WHAT TO PRODUCE:
Return the entries exactly. Images are not part of the copy.

TASK INPUT:

+--

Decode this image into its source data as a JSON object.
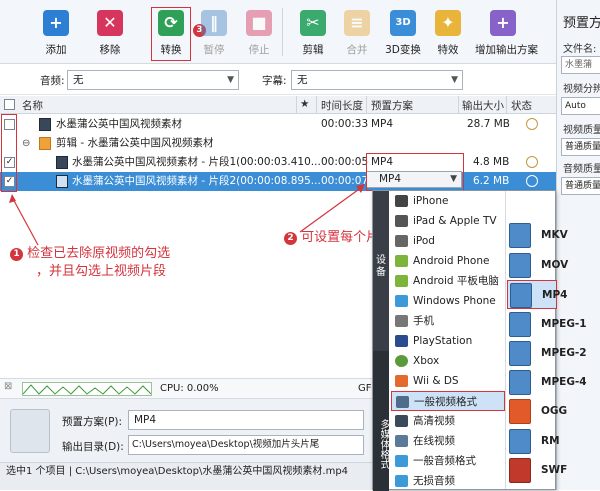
{
  "toolbar": {
    "add": "添加",
    "remove": "移除",
    "convert": "转换",
    "pause": "暂停",
    "stop": "停止",
    "cut": "剪辑",
    "merge": "合并",
    "convert3d": "3D变换",
    "effects": "特效",
    "add_output": "增加输出方案"
  },
  "right_panel": {
    "title": "预置方",
    "filename_label": "文件名:",
    "filename_value": "水墨蒲",
    "resolution_label": "视频分辨",
    "resolution_value": "Auto",
    "quality_label": "视频质量",
    "quality_value": "普通质量",
    "audio_quality_label": "音频质量",
    "audio_quality_value": "普通质量"
  },
  "filters": {
    "audio_label": "音频:",
    "audio_value": "无",
    "subtitle_label": "字幕:",
    "subtitle_value": "无"
  },
  "table": {
    "headers": {
      "name": "名称",
      "star": "★",
      "duration": "时间长度",
      "preset": "预置方案",
      "size": "输出大小",
      "status": "状态"
    },
    "rows": [
      {
        "name": "水墨蒲公英中国风视频素材",
        "duration": "00:00:33",
        "preset": "MP4",
        "size": "28.7 MB"
      },
      {
        "name": "剪辑 - 水墨蒲公英中国风视频素材"
      },
      {
        "name": "水墨蒲公英中国风视频素材 - 片段1(00:00:03.410...",
        "duration": "00:00:05",
        "preset": "MP4",
        "size": "4.8 MB"
      },
      {
        "name": "水墨蒲公英中国风视频素材 - 片段2(00:00:08.895...",
        "duration": "00:00:07",
        "preset": "MP4",
        "size": "6.2 MB"
      }
    ]
  },
  "annotations": {
    "a1_num": "1",
    "a1_line1": "检查已去除原视频的勾选",
    "a1_line2": "，并且勾选上视频片段",
    "a2_num": "2",
    "a2_text": "可设置每个片段的格式",
    "a3_num": "3"
  },
  "bottom": {
    "cpu": "CPU: 0.00%",
    "gpu_partial": "GF",
    "preset_label": "预置方案(P):",
    "preset_value": "MP4",
    "outdir_label": "输出目录(D):",
    "outdir_value": "C:\\Users\\moyea\\Desktop\\视频加片头片尾",
    "status": "选中1 个项目 | C:\\Users\\moyea\\Desktop\\水墨蒲公英中国风视频素材.mp4"
  },
  "popup": {
    "tab_device": "设备",
    "tab_media": "多媒体格式",
    "categories": [
      "iPhone",
      "iPad & Apple TV",
      "iPod",
      "Android Phone",
      "Android 平板电脑",
      "Windows Phone",
      "手机",
      "PlayStation",
      "Xbox",
      "Wii & DS",
      "一般视频格式",
      "高清视频",
      "在线视频",
      "一般音频格式",
      "无损音频"
    ],
    "formats": [
      "MKV",
      "MOV",
      "MP4",
      "MPEG-1",
      "MPEG-2",
      "MPEG-4",
      "OGG",
      "RM",
      "SWF"
    ]
  },
  "colors": {
    "accent_red": "#d4343c",
    "selected_row": "#3b8ed6",
    "add_blue": "#2d7fd3",
    "convert_green": "#2fa058"
  }
}
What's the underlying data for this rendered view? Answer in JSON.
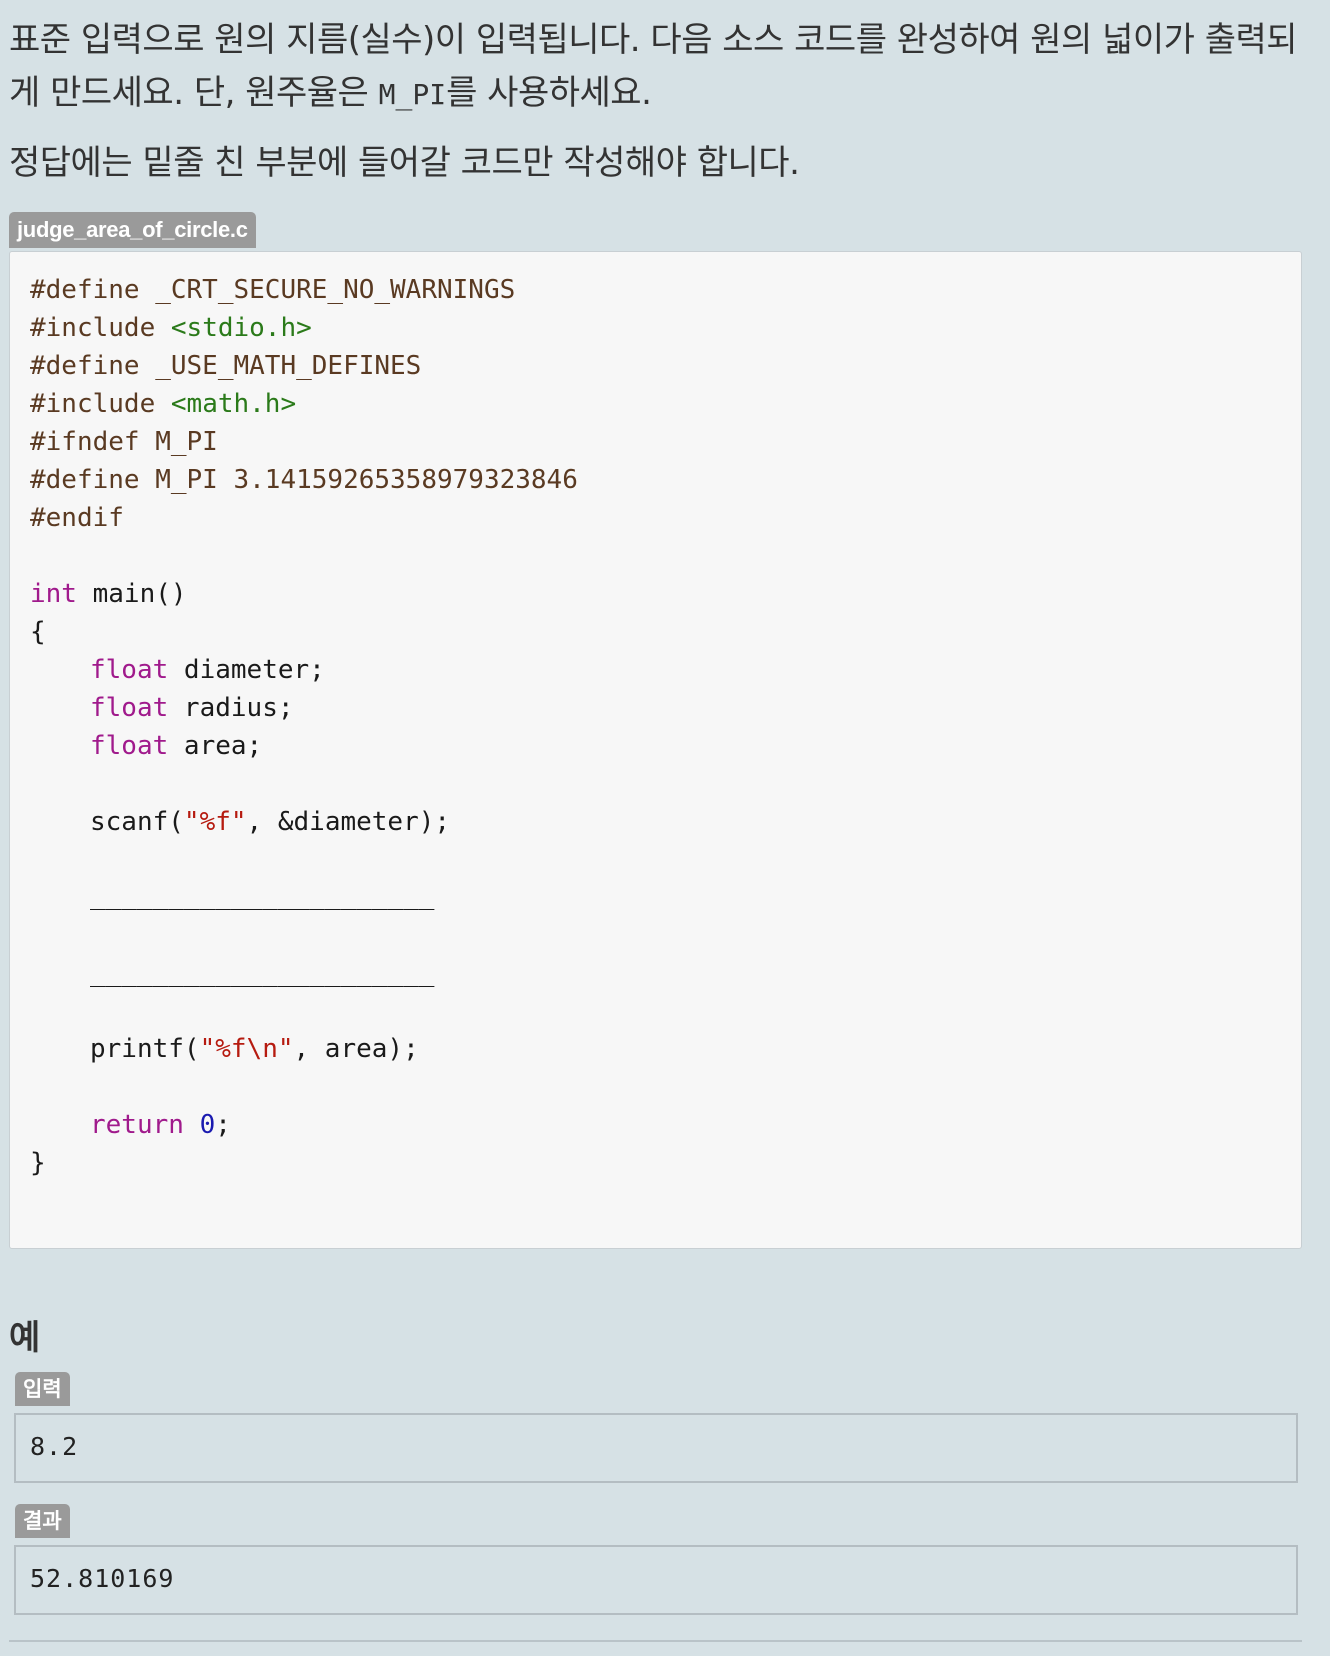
{
  "description": {
    "p1_before": "표준 입력으로 원의 지름(실수)이 입력됩니다. 다음 소스 코드를 완성하여 원의 넓이가 출력되게 만드세요. 단, 원주율은 ",
    "p1_code": "M_PI",
    "p1_after": "를 사용하세요.",
    "p2": "정답에는 밑줄 친 부분에 들어갈 코드만 작성해야 합니다."
  },
  "file": {
    "name": "judge_area_of_circle.c"
  },
  "code": {
    "l1": "#define _CRT_SECURE_NO_WARNINGS",
    "l2_a": "#include ",
    "l2_b": "<stdio.h>",
    "l3": "#define _USE_MATH_DEFINES",
    "l4_a": "#include ",
    "l4_b": "<math.h>",
    "l5": "#ifndef M_PI",
    "l6": "#define M_PI 3.14159265358979323846",
    "l7": "#endif",
    "l8_kw": "int",
    "l8_rest": " main()",
    "l9": "{",
    "l10_kw": "float",
    "l10_rest": " diameter;",
    "l11_kw": "float",
    "l11_rest": " radius;",
    "l12_kw": "float",
    "l12_rest": " area;",
    "l13_a": "scanf(",
    "l13_str": "\"%f\"",
    "l13_b": ", &diameter);",
    "blank1": "______________________",
    "blank2": "______________________",
    "l14_a": "printf(",
    "l14_str": "\"%f\\n\"",
    "l14_b": ", area);",
    "l15_kw": "return",
    "l15_num": "0",
    "l15_b": ";",
    "l16": "}"
  },
  "example": {
    "title": "예",
    "input_label": "입력",
    "input_value": "8.2",
    "output_label": "결과",
    "output_value": "52.810169"
  }
}
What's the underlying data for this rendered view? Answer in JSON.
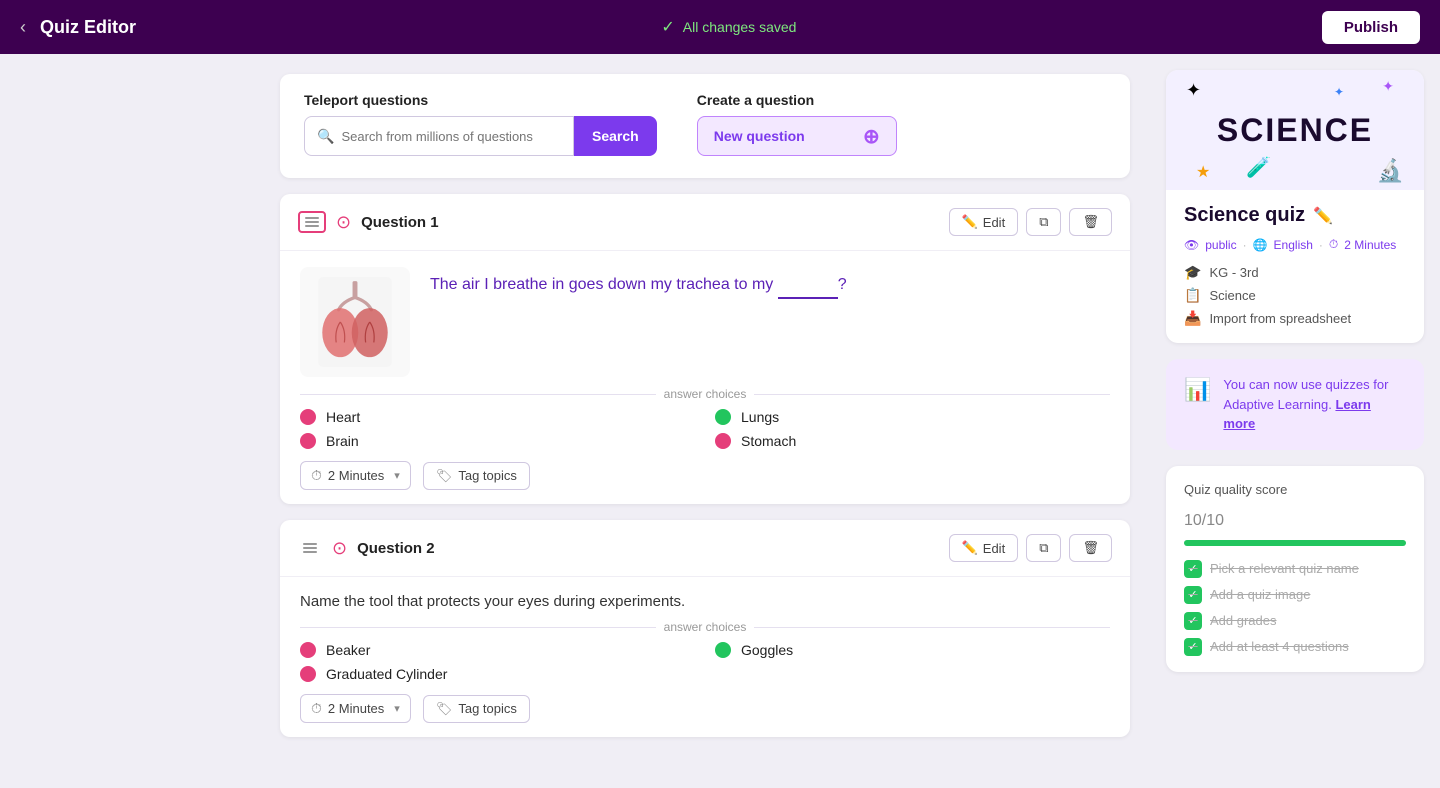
{
  "topbar": {
    "back_icon": "‹",
    "title": "Quiz Editor",
    "saved_text": "All changes saved",
    "publish_label": "Publish"
  },
  "teleport": {
    "label": "Teleport questions",
    "search_placeholder": "Search from millions of questions",
    "search_button": "Search"
  },
  "create": {
    "label": "Create a question",
    "new_button": "New question"
  },
  "questions": [
    {
      "id": "q1",
      "label": "Question 1",
      "text": "The air I breathe in goes down my trachea to my ______?",
      "has_image": true,
      "answer_choices_label": "answer choices",
      "answers": [
        {
          "text": "Heart",
          "correct": false
        },
        {
          "text": "Lungs",
          "correct": true
        },
        {
          "text": "Brain",
          "correct": false
        },
        {
          "text": "Stomach",
          "correct": false
        }
      ],
      "time": "2 Minutes",
      "tag_label": "Tag topics",
      "edit_label": "Edit",
      "delete_label": "Delete"
    },
    {
      "id": "q2",
      "label": "Question 2",
      "text": "Name the tool that protects your eyes during experiments.",
      "has_image": false,
      "answer_choices_label": "answer choices",
      "answers": [
        {
          "text": "Beaker",
          "correct": false
        },
        {
          "text": "Goggles",
          "correct": true
        },
        {
          "text": "Graduated Cylinder",
          "correct": false
        }
      ],
      "time": "2 Minutes",
      "tag_label": "Tag topics",
      "edit_label": "Edit",
      "delete_label": "Delete"
    }
  ],
  "quiz_info": {
    "title": "Science quiz",
    "banner_text": "SCIENCE",
    "visibility": "public",
    "language_icon": "🌐",
    "language": "English",
    "time_icon": "⏱",
    "duration": "2 Minutes",
    "grade": "KG - 3rd",
    "subject": "Science",
    "import_label": "Import from spreadsheet"
  },
  "adaptive": {
    "text": "You can now use quizzes for Adaptive Learning.",
    "link_text": "Learn more"
  },
  "quality": {
    "label": "Quiz quality score",
    "score": "10",
    "out_of": "/10",
    "bar_pct": 100,
    "checklist": [
      "Pick a relevant quiz name",
      "Add a quiz image",
      "Add grades",
      "Add at least 4 questions"
    ]
  }
}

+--

RESPONSE TO THE EXERCISE:
Decode this image into its source data as a JSON object.
{
  "toolbar": {
    "add": "添加",
    "remove": "移除",
    "convert": "转换",
    "pause": "暂停",
    "stop": "停止",
    "cut": "剪辑",
    "merge": "合并",
    "convert3d": "3D变换",
    "effects": "特效",
    "add_output": "增加输出方案"
  },
  "right_panel": {
    "title": "预置方",
    "filename_label": "文件名:",
    "filename_value": "水墨蒲",
    "resolution_label": "视频分辨",
    "resolution_value": "Auto",
    "quality_label": "视频质量",
    "quality_value": "普通质量",
    "audio_quality_label": "音频质量",
    "audio_quality_value": "普通质量"
  },
  "filters": {
    "audio_label": "音频:",
    "audio_value": "无",
    "subtitle_label": "字幕:",
    "subtitle_value": "无"
  },
  "table": {
    "headers": {
      "name": "名称",
      "star": "★",
      "duration": "时间长度",
      "preset": "预置方案",
      "size": "输出大小",
      "status": "状态"
    },
    "rows": [
      {
        "name": "水墨蒲公英中国风视频素材",
        "duration": "00:00:33",
        "preset": "MP4",
        "size": "28.7 MB"
      },
      {
        "name": "剪辑 - 水墨蒲公英中国风视频素材"
      },
      {
        "name": "水墨蒲公英中国风视频素材 - 片段1(00:00:03.410...",
        "duration": "00:00:05",
        "preset": "MP4",
        "size": "4.8 MB"
      },
      {
        "name": "水墨蒲公英中国风视频素材 - 片段2(00:00:08.895...",
        "duration": "00:00:07",
        "preset": "MP4",
        "size": "6.2 MB"
      }
    ]
  },
  "annotations": {
    "a1_num": "1",
    "a1_line1": "检查已去除原视频的勾选",
    "a1_line2": "，并且勾选上视频片段",
    "a2_num": "2",
    "a2_text": "可设置每个片段的格式",
    "a3_num": "3"
  },
  "bottom": {
    "cpu": "CPU: 0.00%",
    "gpu_partial": "GF",
    "preset_label": "预置方案(P):",
    "preset_value": "MP4",
    "outdir_label": "输出目录(D):",
    "outdir_value": "C:\\Users\\moyea\\Desktop\\视频加片头片尾",
    "status": "选中1 个项目 | C:\\Users\\moyea\\Desktop\\水墨蒲公英中国风视频素材.mp4"
  },
  "popup": {
    "tab_device": "设备",
    "tab_media": "多媒体格式",
    "categories": [
      "iPhone",
      "iPad & Apple TV",
      "iPod",
      "Android Phone",
      "Android 平板电脑",
      "Windows Phone",
      "手机",
      "PlayStation",
      "Xbox",
      "Wii & DS",
      "一般视频格式",
      "高清视频",
      "在线视频",
      "一般音频格式",
      "无损音频"
    ],
    "formats": [
      "MKV",
      "MOV",
      "MP4",
      "MPEG-1",
      "MPEG-2",
      "MPEG-4",
      "OGG",
      "RM",
      "SWF"
    ]
  },
  "colors": {
    "accent_red": "#d4343c",
    "selected_row": "#3b8ed6",
    "add_blue": "#2d7fd3",
    "convert_green": "#2fa058"
  }
}
What's the underlying data for this rendered view? Answer in JSON.
{
  "description": {
    "p1_before": "표준 입력으로 원의 지름(실수)이 입력됩니다. 다음 소스 코드를 완성하여 원의 넓이가 출력되게 만드세요. 단, 원주율은 ",
    "p1_code": "M_PI",
    "p1_after": "를 사용하세요.",
    "p2": "정답에는 밑줄 친 부분에 들어갈 코드만 작성해야 합니다."
  },
  "file": {
    "name": "judge_area_of_circle.c"
  },
  "code": {
    "l1": "#define _CRT_SECURE_NO_WARNINGS",
    "l2_a": "#include ",
    "l2_b": "<stdio.h>",
    "l3": "#define _USE_MATH_DEFINES",
    "l4_a": "#include ",
    "l4_b": "<math.h>",
    "l5": "#ifndef M_PI",
    "l6": "#define M_PI 3.14159265358979323846",
    "l7": "#endif",
    "l8_kw": "int",
    "l8_rest": " main()",
    "l9": "{",
    "l10_kw": "float",
    "l10_rest": " diameter;",
    "l11_kw": "float",
    "l11_rest": " radius;",
    "l12_kw": "float",
    "l12_rest": " area;",
    "l13_a": "scanf(",
    "l13_str": "\"%f\"",
    "l13_b": ", &diameter);",
    "blank1": "______________________",
    "blank2": "______________________",
    "l14_a": "printf(",
    "l14_str": "\"%f\\n\"",
    "l14_b": ", area);",
    "l15_kw": "return",
    "l15_num": "0",
    "l15_b": ";",
    "l16": "}"
  },
  "example": {
    "title": "예",
    "input_label": "입력",
    "input_value": "8.2",
    "output_label": "결과",
    "output_value": "52.810169"
  }
}
What's the underlying data for this rendered view? Answer in JSON.
{
  "topbar": {
    "back_icon": "‹",
    "title": "Quiz Editor",
    "saved_text": "All changes saved",
    "publish_label": "Publish"
  },
  "teleport": {
    "label": "Teleport questions",
    "search_placeholder": "Search from millions of questions",
    "search_button": "Search"
  },
  "create": {
    "label": "Create a question",
    "new_button": "New question"
  },
  "questions": [
    {
      "id": "q1",
      "label": "Question 1",
      "text": "The air I breathe in goes down my trachea to my ______?",
      "has_image": true,
      "answer_choices_label": "answer choices",
      "answers": [
        {
          "text": "Heart",
          "correct": false
        },
        {
          "text": "Lungs",
          "correct": true
        },
        {
          "text": "Brain",
          "correct": false
        },
        {
          "text": "Stomach",
          "correct": false
        }
      ],
      "time": "2 Minutes",
      "tag_label": "Tag topics",
      "edit_label": "Edit",
      "delete_label": "Delete"
    },
    {
      "id": "q2",
      "label": "Question 2",
      "text": "Name the tool that protects your eyes during experiments.",
      "has_image": false,
      "answer_choices_label": "answer choices",
      "answers": [
        {
          "text": "Beaker",
          "correct": false
        },
        {
          "text": "Goggles",
          "correct": true
        },
        {
          "text": "Graduated Cylinder",
          "correct": false
        }
      ],
      "time": "2 Minutes",
      "tag_label": "Tag topics",
      "edit_label": "Edit",
      "delete_label": "Delete"
    }
  ],
  "quiz_info": {
    "title": "Science quiz",
    "banner_text": "SCIENCE",
    "visibility": "public",
    "language_icon": "🌐",
    "language": "English",
    "time_icon": "⏱",
    "duration": "2 Minutes",
    "grade": "KG - 3rd",
    "subject": "Science",
    "import_label": "Import from spreadsheet"
  },
  "adaptive": {
    "text": "You can now use quizzes for Adaptive Learning.",
    "link_text": "Learn more"
  },
  "quality": {
    "label": "Quiz quality score",
    "score": "10",
    "out_of": "/10",
    "bar_pct": 100,
    "checklist": [
      "Pick a relevant quiz name",
      "Add a quiz image",
      "Add grades",
      "Add at least 4 questions"
    ]
  }
}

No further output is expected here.